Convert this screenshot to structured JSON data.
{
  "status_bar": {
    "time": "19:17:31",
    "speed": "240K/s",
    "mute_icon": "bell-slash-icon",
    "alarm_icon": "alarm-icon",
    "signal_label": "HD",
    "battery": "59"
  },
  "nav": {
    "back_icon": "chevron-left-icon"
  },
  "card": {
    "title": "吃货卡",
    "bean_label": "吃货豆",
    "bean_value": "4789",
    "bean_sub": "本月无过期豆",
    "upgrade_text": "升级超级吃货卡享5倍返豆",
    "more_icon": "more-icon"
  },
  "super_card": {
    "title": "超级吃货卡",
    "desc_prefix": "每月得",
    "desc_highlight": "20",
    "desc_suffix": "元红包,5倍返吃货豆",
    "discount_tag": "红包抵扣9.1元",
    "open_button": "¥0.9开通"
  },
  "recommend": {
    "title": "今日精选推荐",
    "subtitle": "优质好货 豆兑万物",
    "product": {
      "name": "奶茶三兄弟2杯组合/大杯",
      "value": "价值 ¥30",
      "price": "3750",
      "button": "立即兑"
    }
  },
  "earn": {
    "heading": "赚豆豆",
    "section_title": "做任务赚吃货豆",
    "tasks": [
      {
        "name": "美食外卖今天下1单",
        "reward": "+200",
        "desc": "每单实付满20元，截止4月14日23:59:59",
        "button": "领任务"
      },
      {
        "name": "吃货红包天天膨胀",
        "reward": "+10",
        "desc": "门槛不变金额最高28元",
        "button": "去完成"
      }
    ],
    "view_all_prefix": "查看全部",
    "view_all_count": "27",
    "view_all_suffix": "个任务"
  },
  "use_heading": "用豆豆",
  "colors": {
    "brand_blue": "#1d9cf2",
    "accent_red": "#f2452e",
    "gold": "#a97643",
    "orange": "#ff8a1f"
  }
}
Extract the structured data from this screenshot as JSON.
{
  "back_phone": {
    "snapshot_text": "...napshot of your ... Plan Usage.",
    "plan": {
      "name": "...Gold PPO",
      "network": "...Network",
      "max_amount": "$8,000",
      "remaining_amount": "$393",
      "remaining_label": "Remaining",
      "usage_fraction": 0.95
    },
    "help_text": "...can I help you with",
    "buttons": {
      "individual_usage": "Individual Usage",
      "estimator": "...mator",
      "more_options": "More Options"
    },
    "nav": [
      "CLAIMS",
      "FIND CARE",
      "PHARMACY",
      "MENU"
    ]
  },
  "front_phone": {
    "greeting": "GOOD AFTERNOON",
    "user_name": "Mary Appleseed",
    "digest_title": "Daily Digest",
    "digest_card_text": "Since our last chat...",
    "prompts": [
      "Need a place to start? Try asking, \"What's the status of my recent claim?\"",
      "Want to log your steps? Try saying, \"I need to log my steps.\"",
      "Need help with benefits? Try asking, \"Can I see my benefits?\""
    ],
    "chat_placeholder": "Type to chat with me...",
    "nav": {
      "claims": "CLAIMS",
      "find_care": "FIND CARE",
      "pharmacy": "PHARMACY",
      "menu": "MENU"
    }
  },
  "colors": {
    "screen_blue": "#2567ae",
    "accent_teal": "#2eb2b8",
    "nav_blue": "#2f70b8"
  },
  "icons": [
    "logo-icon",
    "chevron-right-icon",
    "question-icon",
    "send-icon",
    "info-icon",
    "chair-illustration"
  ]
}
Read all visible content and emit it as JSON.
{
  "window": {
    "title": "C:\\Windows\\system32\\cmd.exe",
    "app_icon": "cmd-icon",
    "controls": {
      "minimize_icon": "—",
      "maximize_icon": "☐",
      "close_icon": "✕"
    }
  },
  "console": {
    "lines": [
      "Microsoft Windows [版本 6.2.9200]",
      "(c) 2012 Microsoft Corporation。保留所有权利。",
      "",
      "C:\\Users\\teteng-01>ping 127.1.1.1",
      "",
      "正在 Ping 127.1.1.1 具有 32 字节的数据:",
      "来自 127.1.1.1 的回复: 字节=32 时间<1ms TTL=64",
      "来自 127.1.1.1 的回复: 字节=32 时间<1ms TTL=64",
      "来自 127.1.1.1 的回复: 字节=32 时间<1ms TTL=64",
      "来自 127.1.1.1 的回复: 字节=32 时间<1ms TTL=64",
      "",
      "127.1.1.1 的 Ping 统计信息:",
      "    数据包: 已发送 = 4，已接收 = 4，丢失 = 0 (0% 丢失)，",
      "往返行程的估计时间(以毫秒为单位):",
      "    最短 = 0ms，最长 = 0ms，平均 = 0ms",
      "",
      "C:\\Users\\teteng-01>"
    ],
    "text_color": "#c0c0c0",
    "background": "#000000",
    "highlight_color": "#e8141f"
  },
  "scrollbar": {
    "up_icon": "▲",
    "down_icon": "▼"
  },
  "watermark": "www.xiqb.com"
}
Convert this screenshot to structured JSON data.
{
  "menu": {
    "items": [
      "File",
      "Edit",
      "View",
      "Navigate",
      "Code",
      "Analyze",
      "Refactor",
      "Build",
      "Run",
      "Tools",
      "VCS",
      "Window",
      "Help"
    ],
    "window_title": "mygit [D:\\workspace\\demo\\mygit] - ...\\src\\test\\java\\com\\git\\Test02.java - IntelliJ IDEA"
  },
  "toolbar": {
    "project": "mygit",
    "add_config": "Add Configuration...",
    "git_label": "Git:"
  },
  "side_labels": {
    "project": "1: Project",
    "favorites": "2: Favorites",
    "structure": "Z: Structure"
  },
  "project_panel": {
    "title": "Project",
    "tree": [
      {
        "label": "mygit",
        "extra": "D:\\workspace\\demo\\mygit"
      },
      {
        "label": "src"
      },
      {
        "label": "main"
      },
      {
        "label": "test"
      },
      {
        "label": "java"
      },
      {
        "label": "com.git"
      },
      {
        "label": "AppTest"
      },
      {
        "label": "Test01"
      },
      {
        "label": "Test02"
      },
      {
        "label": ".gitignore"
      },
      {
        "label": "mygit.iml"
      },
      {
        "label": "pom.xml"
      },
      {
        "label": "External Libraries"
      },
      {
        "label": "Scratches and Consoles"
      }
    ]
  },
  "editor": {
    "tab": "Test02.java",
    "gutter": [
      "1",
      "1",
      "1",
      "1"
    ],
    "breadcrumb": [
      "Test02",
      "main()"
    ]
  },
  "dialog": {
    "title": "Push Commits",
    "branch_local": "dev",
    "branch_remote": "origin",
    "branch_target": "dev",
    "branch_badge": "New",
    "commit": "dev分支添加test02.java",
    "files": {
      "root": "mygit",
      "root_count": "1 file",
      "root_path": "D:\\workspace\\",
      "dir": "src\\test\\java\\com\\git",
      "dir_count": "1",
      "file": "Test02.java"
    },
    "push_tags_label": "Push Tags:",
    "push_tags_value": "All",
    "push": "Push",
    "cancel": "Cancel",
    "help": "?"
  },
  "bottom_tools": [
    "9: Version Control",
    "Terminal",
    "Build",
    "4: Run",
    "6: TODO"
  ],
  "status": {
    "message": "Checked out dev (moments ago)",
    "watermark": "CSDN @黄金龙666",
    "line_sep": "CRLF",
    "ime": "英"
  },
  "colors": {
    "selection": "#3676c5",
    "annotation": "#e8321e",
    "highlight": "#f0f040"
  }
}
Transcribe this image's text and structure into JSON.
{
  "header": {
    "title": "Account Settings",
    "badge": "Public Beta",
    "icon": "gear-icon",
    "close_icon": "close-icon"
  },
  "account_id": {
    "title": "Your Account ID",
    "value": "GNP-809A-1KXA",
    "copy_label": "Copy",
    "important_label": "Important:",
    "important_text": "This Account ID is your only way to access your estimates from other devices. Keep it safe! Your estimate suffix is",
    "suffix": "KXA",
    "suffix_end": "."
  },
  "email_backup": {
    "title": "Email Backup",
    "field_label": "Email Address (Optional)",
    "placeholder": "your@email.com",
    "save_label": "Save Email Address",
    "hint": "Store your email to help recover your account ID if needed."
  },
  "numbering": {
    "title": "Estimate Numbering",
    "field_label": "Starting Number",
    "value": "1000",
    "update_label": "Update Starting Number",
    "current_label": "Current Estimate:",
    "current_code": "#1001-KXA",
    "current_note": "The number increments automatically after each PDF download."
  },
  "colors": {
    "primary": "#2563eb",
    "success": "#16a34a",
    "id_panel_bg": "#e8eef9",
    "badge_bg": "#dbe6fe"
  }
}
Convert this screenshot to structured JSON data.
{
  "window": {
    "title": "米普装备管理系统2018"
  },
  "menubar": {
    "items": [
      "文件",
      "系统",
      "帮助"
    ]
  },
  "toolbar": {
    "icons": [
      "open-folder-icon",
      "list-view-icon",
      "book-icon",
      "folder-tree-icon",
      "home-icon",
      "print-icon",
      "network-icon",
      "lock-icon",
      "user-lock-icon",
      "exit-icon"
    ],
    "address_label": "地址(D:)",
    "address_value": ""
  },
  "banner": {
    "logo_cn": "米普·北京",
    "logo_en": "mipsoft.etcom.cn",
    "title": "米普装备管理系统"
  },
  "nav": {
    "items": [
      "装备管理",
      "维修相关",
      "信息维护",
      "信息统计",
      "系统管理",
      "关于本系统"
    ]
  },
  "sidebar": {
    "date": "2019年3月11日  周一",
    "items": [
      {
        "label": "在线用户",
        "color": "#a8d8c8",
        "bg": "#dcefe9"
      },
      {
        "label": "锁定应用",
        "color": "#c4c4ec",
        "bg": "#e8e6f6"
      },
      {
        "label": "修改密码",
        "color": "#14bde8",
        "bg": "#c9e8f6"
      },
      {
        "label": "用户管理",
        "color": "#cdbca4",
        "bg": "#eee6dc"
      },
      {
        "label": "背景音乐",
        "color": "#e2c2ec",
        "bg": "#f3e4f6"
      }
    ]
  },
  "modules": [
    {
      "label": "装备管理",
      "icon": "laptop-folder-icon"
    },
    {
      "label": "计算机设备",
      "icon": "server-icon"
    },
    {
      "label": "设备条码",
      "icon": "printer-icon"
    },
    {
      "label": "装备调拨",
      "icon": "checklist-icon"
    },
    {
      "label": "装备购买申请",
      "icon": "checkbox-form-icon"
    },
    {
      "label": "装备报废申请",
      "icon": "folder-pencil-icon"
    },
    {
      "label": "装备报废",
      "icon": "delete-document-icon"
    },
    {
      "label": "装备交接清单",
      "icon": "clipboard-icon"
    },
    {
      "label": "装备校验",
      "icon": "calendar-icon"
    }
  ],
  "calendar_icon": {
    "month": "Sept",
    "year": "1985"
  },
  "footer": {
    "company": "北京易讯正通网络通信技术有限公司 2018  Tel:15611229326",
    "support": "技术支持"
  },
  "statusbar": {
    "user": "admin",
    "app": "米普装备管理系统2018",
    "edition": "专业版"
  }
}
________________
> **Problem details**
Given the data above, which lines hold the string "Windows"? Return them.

> **Response to this task**
    "title": "C:\\Windows\\system32\\cmd.exe",
      "Microsoft Windows [版本 6.2.9200]",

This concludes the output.